5 things you need to know about China stocks selloff

Chinese stocks fell the most since early August on Monday, shrugging off gains in regional peers as government bond yields jumped to a three-year high.

China stocks
An investor is seen in front of an electronic screen showing stock information at a brokerage house in Beijing, China, January 27, 2016 Reuters

The Shanghai Composite Index dropped as much as 1.7 percent on Monday, and was 0.8 percent lower at 11:27 a.m. local time.

Small-cap shares bore the brunt of the selling, with the ChiNext gauge tumbling as much as 2.5 percent.

Chinese brokerages declined, with China Galaxy Securities Co. losing 5.4 percent and Orient Securities Co. dropping 2.4 percent in Shanghai.

Here are some of the highlights of today's trading:

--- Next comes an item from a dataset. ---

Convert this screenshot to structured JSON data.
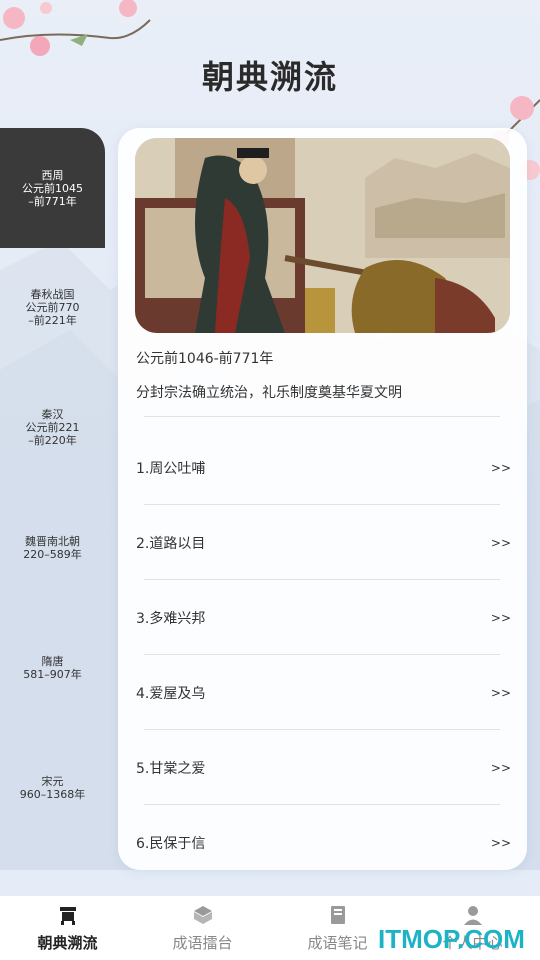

  • The slide in Chinese stocks came after a period of calm through the recent Communist Party Congress, as sovereign bonds extended a monthly rout.
  • That largely overshadowed gains on Wall Street on Friday after U.S. gross domestic product added to evidence of an improving global economy.
  • Investors are concerned that the government will step up efforts to reduce leverage in the financial sector.
  • China's level of leverage is rising at an "alarming pace", particularly in the finance sector, a senior central bank official said earlier this year.
  • The Bank for International Settlements warned last year that excessive credit growth in China is signaling an increasing risk of a banking crisis in the next three years.
(With inputs from Bloomberg)